The film is a fictionalized retelling of the Shelleys' visit to Lord Byron in Villa Diodati by Lake Geneva, shot in Gaddesden Place.[2] It concerns their competition to write a horror story, which ultimately led to Mary Shelley writing Frankenstein and John Polidori writing The Vampyre. The same event has also been portrayed in the films Bride of Frankenstein (1935) and Haunted Summer (1988), among others.

The film's poster motif is based on Henry Fuseli's painting The Nightmare, which is also referenced in the film.

Plot[edit]

Through her stepsister Claire Clairmont (Miriam Cyr), Mary Godwin (Natasha Richardson) and her future husband Percy Shelley (Julian Sands) came to know Lord Byron (Gabriel Byrne). During the summer of 1816, Lord Byron invited them to stay for a while at Villa Diodati in Switzerland. There they met Byron's physician friend, Dr. John Polidori (Timothy Spall). On 16 June, while a storm raged outside, the five of them amused themselves by telling ghost stories and revealing private skeletons. From Mary's previous experience of miscarriage came the desire to raise her child from the dead, which led to the creation of the Frankenstein monster. From Polidori's homosexuality, suicidal thoughts, and fascination with vampires came the story "The Vampyre".

Cast[edit]

Release[edit]

Reception[edit]

Box office[edit]

Gothic had a limited theatrical release, grossing $32,061 on its opening weekend. It went on to gross a total of $916,172.[3]

Critical reception[edit]

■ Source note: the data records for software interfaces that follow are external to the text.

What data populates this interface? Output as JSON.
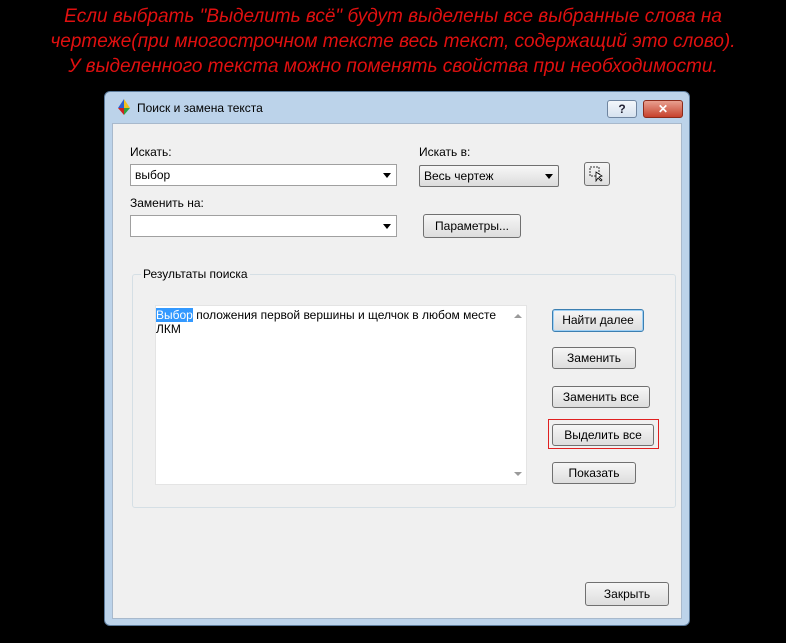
{
  "caption": {
    "line1": "Если выбрать \"Выделить всё\" будут выделены все выбранные слова на",
    "line2": "чертеже(при многострочном тексте весь текст, содержащий это слово).",
    "line3": "У выделенного текста можно поменять свойства при необходимости.",
    "color": "#e01010"
  },
  "dialog": {
    "title": "Поиск и замена текста",
    "help_label": "?",
    "close_label": "✕",
    "find_label": "Искать:",
    "find_value": "выбор",
    "search_in_label": "Искать в:",
    "search_in_value": "Весь чертеж",
    "replace_label": "Заменить на:",
    "replace_value": "",
    "params_button": "Параметры...",
    "group_title": "Результаты поиска",
    "result_highlight": "Выбор",
    "result_rest": " положения первой вершины и щелчок в любом месте ЛКМ",
    "buttons": {
      "find_next": "Найти далее",
      "replace": "Заменить",
      "replace_all": "Заменить все",
      "select_all": "Выделить все",
      "show": "Показать",
      "close": "Закрыть"
    }
  },
  "colors": {
    "highlight": "#3399ff",
    "frame_border": "#5d7c9c",
    "annotation_red": "#e02020"
  }
}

Film review aggregator Rotten Tomatoes reported an approval rating of 50%, based on 12 reviews, with a rating average of 5.8/10.[4]According to Dan Ireland, who later worked with Russell, the film was a big success on video.[5]

Awards and honors[edit]

Gothic was nominated for three 1987 International Fantasy Film Awards and won two: Gabriel Byrne won as Best Actor, both for his role as Lord Byron in this film and for his role in Defense of the Realm, and the film won for Best Special Effects. Director Ken Russell was nominated for Best Film but did not win.

References[edit]

Notes

  1. ^ Linehan, Fergus, ed. (17 May 1986). "Backdrop: A Weekly Column on the Arts and Entertainment". The Irish Times. Dublin, Ireland. p. 16. 
  2. ^ Coke, Travis Hedge (14 September 2011). "Ken Russell's GOTHIC, movie review". The Gypsy Art Show. Retrieved 2015-03-13. 
  3. ^ "Gothis 91987) - Box Office Mojo". Box Office Mojo.com. Box Office Mojo. Retrieved 11 October 2016. 
  4. ^ "Gothic (2002) - Rotten Tomatoes". Rotten Tomatoes.com. Rotten Tomatoes. Retrieved 11 October 2016. 
  5. ^ Dan Ireland on The Lair of the White Worm at Trailers From Hell

External links[edit]